A Brief Introduction to 2D Binary Searches (C#)
Okay, so I might have made the mistake of attempting a 2D binary search challenge before a standard binary search challenge 😅 Needless to say, I didn’t solve it. But after taking a bit of time to read through some solutions online, watch a couple of videos on them, and familiarise myself with standard binary searches, I feel like I have a grasp on how these work now. Just as we had with binary searches, this is all about narrowing down the searchable area in which a target value is located. If you fancy jumping in at the deep end with this, have a go at this exercise on codingame.com.
In that gamified example, Batman needs to find the location of a bomb (a target location/coordinate) in a building (a grid or 2D array of coordinates). With each iteration of a while loop we’re given a new direction stored in the string “bombDir”. This’ll give us values such as UR (upper-right), L (left), and D (down), to let our algorithm know where the bomb is in relation to batman’s current position.
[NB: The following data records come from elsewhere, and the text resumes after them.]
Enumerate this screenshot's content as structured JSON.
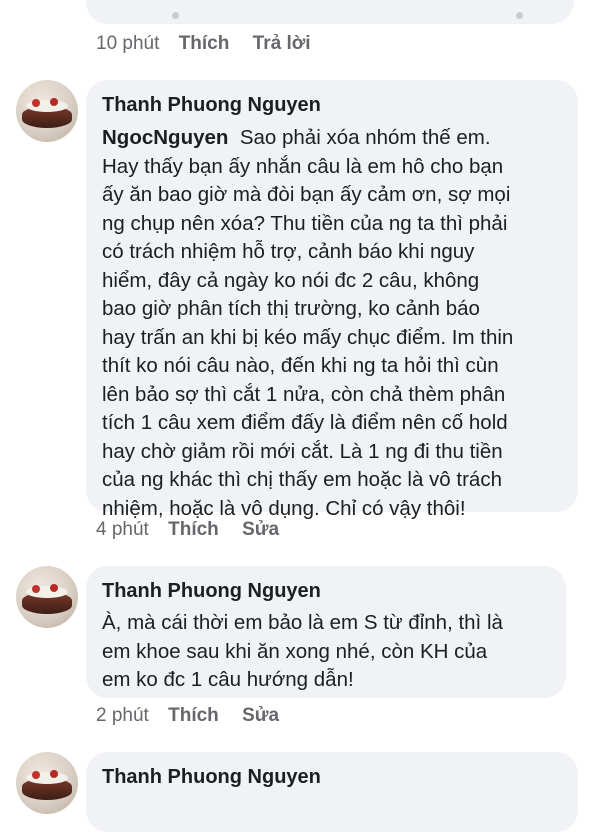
{
  "top_comment": {
    "time": "10 phút",
    "like_label": "Thích",
    "reply_label": "Trả lời"
  },
  "comments": [
    {
      "author": "Thanh Phuong Nguyen",
      "mention": "NgocNguyen",
      "lines": [
        "  Sao phải xóa nhóm thế em.",
        "Hay thấy bạn ấy nhắn câu là em hô cho bạn",
        "ấy ăn bao giờ mà đòi bạn ấy cảm ơn, sợ mọi",
        "ng chụp nên xóa? Thu tiền của ng ta thì phải",
        "có trách nhiệm hỗ trợ, cảnh báo khi nguy",
        "hiểm, đây cả ngày ko nói đc 2 câu, không",
        "bao giờ phân tích thị trường, ko cảnh báo",
        "hay trấn an khi bị kéo mấy chục điểm. Im thin",
        "thít ko nói câu nào, đến khi ng ta hỏi thì cùn",
        "lên bảo sợ thì cắt 1 nửa, còn chả thèm phân",
        "tích 1 câu xem điểm đấy là điểm nên cố hold",
        "hay chờ giảm rồi mới cắt. Là 1 ng đi thu tiền",
        "của ng khác thì chị thấy em hoặc là vô trách",
        "nhiệm, hoặc là vô dụng. Chỉ có vậy thôi!"
      ],
      "time": "4 phút",
      "like_label": "Thích",
      "edit_label": "Sửa"
    },
    {
      "author": "Thanh Phuong Nguyen",
      "lines": [
        "À, mà cái thời em bảo là em S từ đỉnh, thì là",
        "em khoe sau khi ăn xong nhé, còn KH của",
        "em ko đc 1 câu hướng dẫn!"
      ],
      "time": "2 phút",
      "like_label": "Thích",
      "edit_label": "Sửa"
    },
    {
      "author": "Thanh Phuong Nguyen"
    }
  ]
}
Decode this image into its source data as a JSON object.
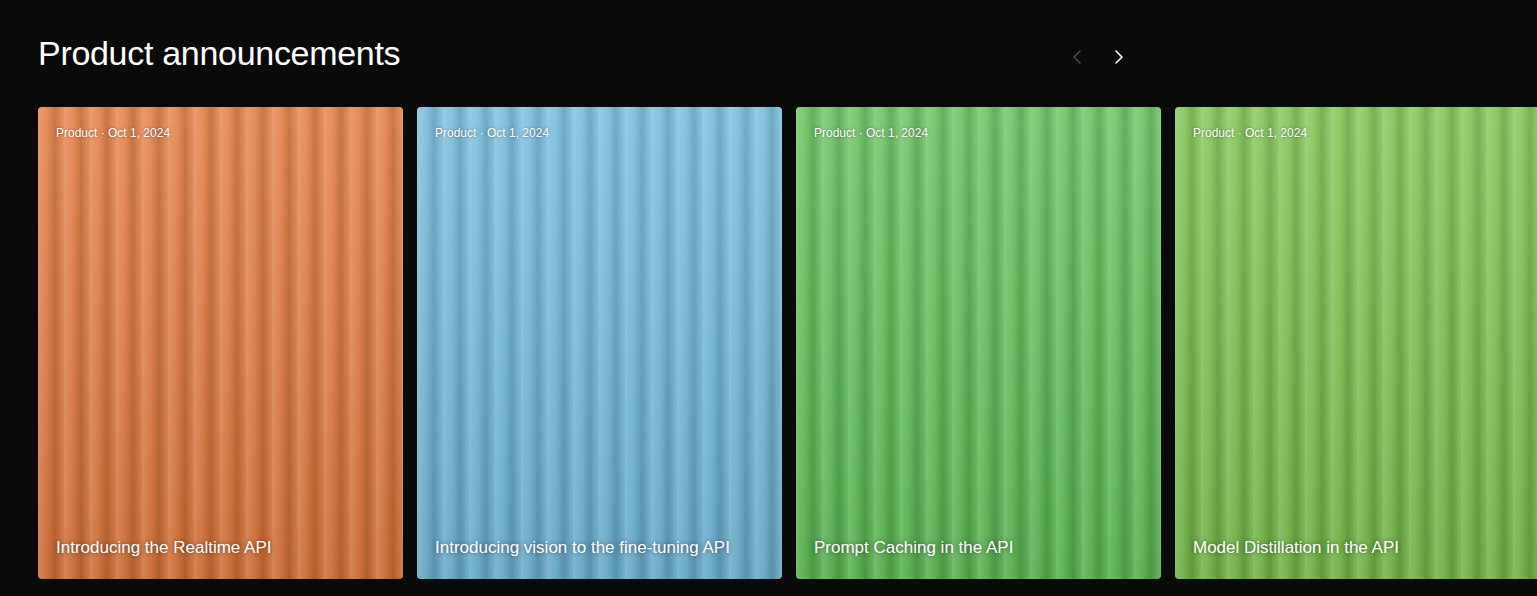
{
  "section": {
    "title": "Product announcements"
  },
  "nav": {
    "prev": {
      "disabled": true
    },
    "next": {
      "disabled": false
    }
  },
  "cards": [
    {
      "meta": "Product · Oct 1, 2024",
      "title": "Introducing the Realtime API",
      "color": "#e2763a"
    },
    {
      "meta": "Product · Oct 1, 2024",
      "title": "Introducing vision to the fine-tuning API",
      "color": "#6fb8dc"
    },
    {
      "meta": "Product · Oct 1, 2024",
      "title": "Prompt Caching in the API",
      "color": "#5fbf55"
    },
    {
      "meta": "Product · Oct 1, 2024",
      "title": "Model Distillation in the API",
      "color": "#78c24c"
    }
  ]
}
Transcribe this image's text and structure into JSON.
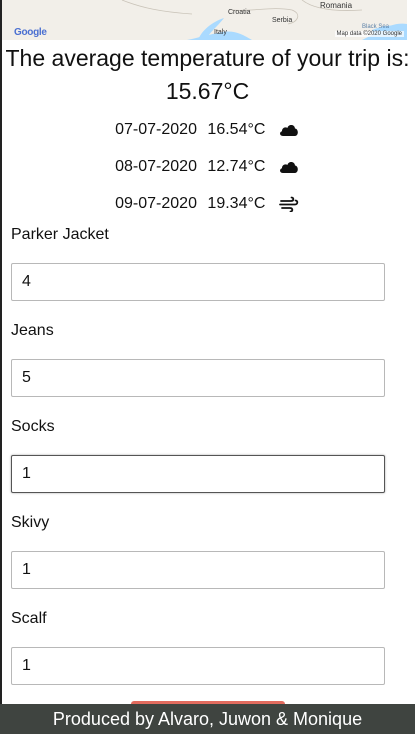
{
  "map": {
    "labels": [
      "Romania",
      "Croatia",
      "Serbia",
      "Italy",
      "Black Sea"
    ],
    "google_logo": "Google",
    "attribution": "Map data ©2020 Google"
  },
  "trip": {
    "title": "The average temperature of your trip is: 15.67°C"
  },
  "forecast": [
    {
      "date": "07-07-2020",
      "temp": "16.54°C",
      "icon": "cloud-icon"
    },
    {
      "date": "08-07-2020",
      "temp": "12.74°C",
      "icon": "cloud-icon"
    },
    {
      "date": "09-07-2020",
      "temp": "19.34°C",
      "icon": "wind-icon"
    }
  ],
  "items": [
    {
      "label": "Parker Jacket",
      "value": "4"
    },
    {
      "label": "Jeans",
      "value": "5"
    },
    {
      "label": "Socks",
      "value": "1"
    },
    {
      "label": "Skivy",
      "value": "1"
    },
    {
      "label": "Scalf",
      "value": "1"
    }
  ],
  "footer": {
    "text": "Produced by Alvaro, Juwon & Monique"
  },
  "colors": {
    "footer_bg": "#3f4440",
    "submit_button": "#e26b5e",
    "map_water": "#aadaff",
    "map_land": "#f2efe9"
  }
}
In true binary search fashion, we have Batman jump to the middle position of the viable searchable area again and again until eventually he lands on the bomb. To adjust this searchable area, we can adjust the values of a set of integer values, outlining the minX, maxX, minY, and maxY of the area we’re searching in. A lot of the code essentially parses that bombDir string with each iteration of the loop, changes those values accordingly, and calls the following before changing Batman’s position:
To check out the solution I read through to understand this, please do check out Gaurav Sen’s video and code on GitHub. I made some tweaks to the code to make it work in the latest version of the exercise, as well as some tweaks to make it a little easier for me to understand. I’ll include the code I ended up using below in case you’d like to take a read through that:
Lastly, codingame offers some really nice visualisation of this code in action. I find it pretty mesmerising, and it really does make the efficiency of this sort of algorithm feel all the more impressive 😉
(Appreciate these last couple of articles have been a little code-heavy rather than Unity-oriented, but I’ll be covering some more Unity content shortly 😄)